We’re logging all this stuff and we’ll be passing it on to the appropriate Town of Richmond Hill staff.

Great to see members Art, Craig, Nick, Richard and Ross again and big thanks for all their clean-up work.

NOTE: use of the DDO machine tools is not permitted for ylab. Doesn’t mean we can’t clean things up. No metal or members were harmed.

Some attendees of past ylab events at the DDO approached the site with a healthy amount of fear and trepidation. Not because of us – we’re the happy, friendly kind of crazy – but because of the state of road and driveway during construction and years of wear and tear.

Hillsview Drive. With real curbs. An a distinct lack of mud.

To the relief of local residents and DDO visitors, the Hillsview Drive road work is complete. It’s no longer mistaken for a northern Ontario mining road. During the heavy construction period,  it swallowed a Subaru.

Bottom of driveway. Don’t bother engaging low-range 4WD.

The bottom of the driveway… well, it’s now obvious that it’s a driveway and not a 4X4 test facility. It’s no longer a state secret that the DDO is up there, because… Holy Crap! A sign! That and the removal of the access gate make it much more welcoming.

Straight, uncratered driveway. You can now drive straight.

Driving up, you and your car’s suspension will be relieved to see – and feel –  that the astronomers’ simulation of the lunar surface using road craters has been cleared and paved over.

Parking lot. Enjoy parking anywhere until they paint the lines.

The parking lot now competes with babies’ bottoms for ultimate smoothness. Some of you may remember a huge hole dug in the middle of it by someone with alleged unauthorized use of a backhoe. It looked like a meth-head went digging for that nest of giant spiders.

Access circle. Not a skidpad. Trust us on that one. It’s monitored by hi-res security cameras.

It’s  now much safer to walk on the walkway from the parking lot. Tempting as it is, please don’t park on the circle in front of the building. That’s called a fire route.

Just remember to drive slowly. There seemed to be more people than before out for walks. Heavens forbid the skateboarders finding out about this.
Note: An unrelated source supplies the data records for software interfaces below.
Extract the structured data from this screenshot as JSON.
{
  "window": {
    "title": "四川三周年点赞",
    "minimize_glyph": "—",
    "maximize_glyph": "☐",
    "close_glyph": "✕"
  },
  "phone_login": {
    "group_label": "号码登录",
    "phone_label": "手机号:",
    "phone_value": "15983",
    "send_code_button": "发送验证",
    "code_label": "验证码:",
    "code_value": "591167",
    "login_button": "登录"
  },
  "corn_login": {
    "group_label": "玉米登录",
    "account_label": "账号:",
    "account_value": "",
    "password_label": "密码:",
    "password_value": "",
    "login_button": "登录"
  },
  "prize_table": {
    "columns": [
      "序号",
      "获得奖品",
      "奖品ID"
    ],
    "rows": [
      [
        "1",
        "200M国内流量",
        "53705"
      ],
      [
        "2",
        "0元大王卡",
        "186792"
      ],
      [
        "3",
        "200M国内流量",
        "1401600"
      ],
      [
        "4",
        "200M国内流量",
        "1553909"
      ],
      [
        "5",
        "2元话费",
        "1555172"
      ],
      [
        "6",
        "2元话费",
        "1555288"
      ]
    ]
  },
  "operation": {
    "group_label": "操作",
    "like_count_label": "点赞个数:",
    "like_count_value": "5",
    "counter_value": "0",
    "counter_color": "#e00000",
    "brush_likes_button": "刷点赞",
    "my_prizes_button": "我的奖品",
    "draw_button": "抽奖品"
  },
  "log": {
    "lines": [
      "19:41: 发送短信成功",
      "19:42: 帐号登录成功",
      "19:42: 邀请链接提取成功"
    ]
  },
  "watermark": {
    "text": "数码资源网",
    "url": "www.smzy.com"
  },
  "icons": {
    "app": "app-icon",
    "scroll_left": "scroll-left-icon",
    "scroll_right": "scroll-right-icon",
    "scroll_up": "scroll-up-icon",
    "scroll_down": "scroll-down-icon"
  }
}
Anyone who’s watched an old Frankenstein movie – or almost any old black-and-white sci-fi movie – knows you can’t have a decent science lab without a Jacob’s ladder and its noisy, sparky electric arcs crawling up between two wires.

He would get a charge out of this.

Since we call ourselves ylab, member Craig felt we had to do something about this and kicked off the project. Now if you look up  how-to sites on the web, you’ll see a lot of recommendations on how to make one using a tube TV fly-back transformer, and maybe a fluorescent light ballast as an power source. But nooooo, not us. At ylab, we have the benefit of having some … ahem… experienced members. Some retired. They have some amazing knowledge. They have some crazy old stuff in their basements. And sometimes, they bring out that stuff. Member Craig brought a transformer box that looks like it came from a World War 2 radar station. It kicks off some serious spark.

Notice how nobody is standing close to this thing.

We took a break the following week after  someone said there was a gas smell from the furnace room. As in holy-stuff we’re not coming in until that’s cleared up. Once we got the all-clear… Member Gilles of radio restoration fame brought in an electronic ignition thing from an old car. Probably a very old car. Looks like the first generation after points and condensers. That and a PC power supply would do the trick. But it would not be cool enough.

Sparks. A giant knob to turn that changes the sparky sounds. Life is good.

Gilles knows that we have a few jurassic audio oscillators. That’s the thing with the big dial in the background. How many? Enough that we could risk one. Wire that in, and now the sparks fly with different tones as you turn the giant knob. We’re officially a real science lab! Correction from original post: we originally said the big transformer was from Ross. It’s Craig’s. And Craig is not retired.